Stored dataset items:
########

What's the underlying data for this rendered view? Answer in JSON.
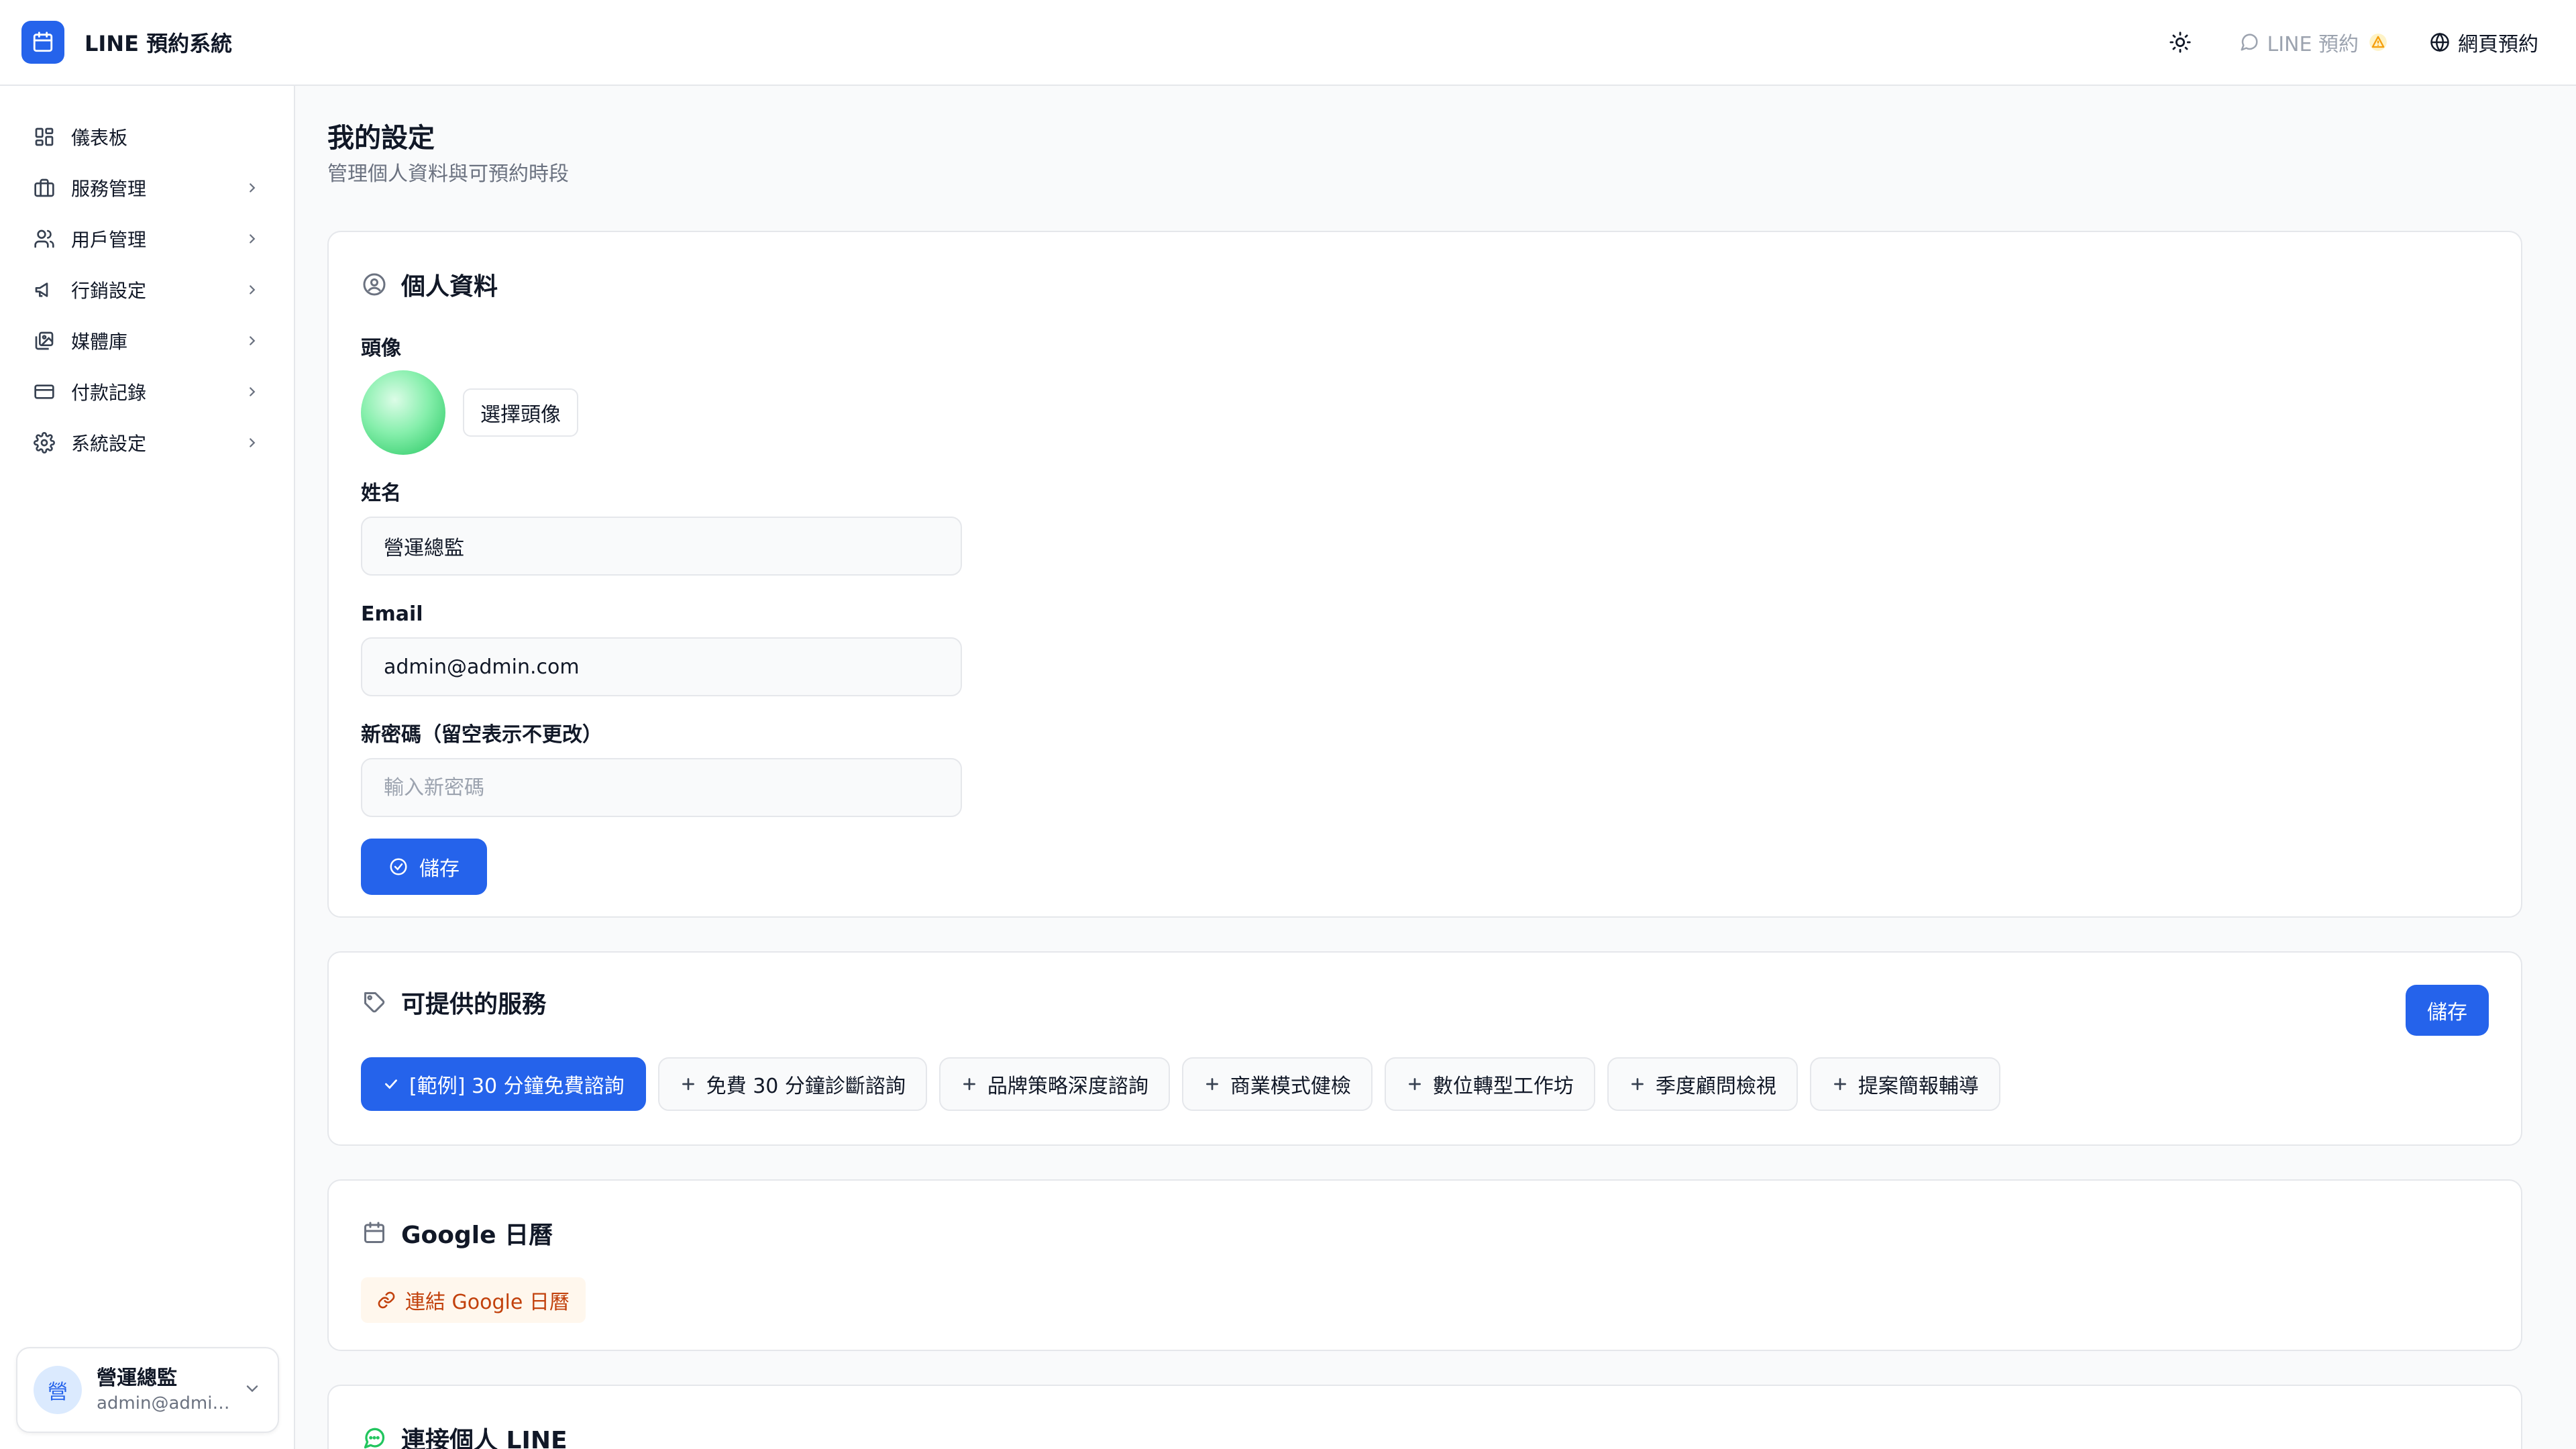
{
  "app": {
    "title": "LINE 預約系統"
  },
  "topbar": {
    "theme_icon": "sun-icon",
    "line_booking_label": "LINE 預約",
    "web_booking_label": "網頁預約"
  },
  "sidebar": {
    "items": [
      {
        "label": "儀表板",
        "icon": "dashboard-icon",
        "chevron": false
      },
      {
        "label": "服務管理",
        "icon": "briefcase-icon",
        "chevron": true
      },
      {
        "label": "用戶管理",
        "icon": "users-icon",
        "chevron": true
      },
      {
        "label": "行銷設定",
        "icon": "megaphone-icon",
        "chevron": true
      },
      {
        "label": "媒體庫",
        "icon": "images-icon",
        "chevron": true
      },
      {
        "label": "付款記錄",
        "icon": "credit-card-icon",
        "chevron": true
      },
      {
        "label": "系統設定",
        "icon": "gear-icon",
        "chevron": true
      }
    ],
    "user": {
      "initial": "營",
      "name": "營運總監",
      "email": "admin@admin...."
    }
  },
  "page": {
    "title": "我的設定",
    "subtitle": "管理個人資料與可預約時段"
  },
  "profile": {
    "title": "個人資料",
    "avatar_label": "頭像",
    "choose_avatar": "選擇頭像",
    "name_label": "姓名",
    "name_value": "營運總監",
    "email_label": "Email",
    "email_value": "admin@admin.com",
    "password_label": "新密碼（留空表示不更改）",
    "password_placeholder": "輸入新密碼",
    "save_label": "儲存"
  },
  "services": {
    "title": "可提供的服務",
    "save_label": "儲存",
    "items": [
      {
        "label": "[範例] 30 分鐘免費諮詢",
        "selected": true
      },
      {
        "label": "免費 30 分鐘診斷諮詢",
        "selected": false
      },
      {
        "label": "品牌策略深度諮詢",
        "selected": false
      },
      {
        "label": "商業模式健檢",
        "selected": false
      },
      {
        "label": "數位轉型工作坊",
        "selected": false
      },
      {
        "label": "季度顧問檢視",
        "selected": false
      },
      {
        "label": "提案簡報輔導",
        "selected": false
      }
    ]
  },
  "google": {
    "title": "Google 日曆",
    "connect_label": "連結 Google 日曆"
  },
  "line": {
    "title": "連接個人 LINE"
  },
  "colors": {
    "accent": "#2563eb",
    "warning": "#f59e0b",
    "orange_text": "#c2410c",
    "line_green": "#22c55e"
  }
}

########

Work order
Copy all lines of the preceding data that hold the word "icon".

Task answer
    "theme_icon": "sun-icon",
        "icon": "dashboard-icon",
        "icon": "briefcase-icon",
        "icon": "users-icon",
        "icon": "megaphone-icon",
        "icon": "images-icon",
        "icon": "credit-card-icon",
        "icon": "gear-icon",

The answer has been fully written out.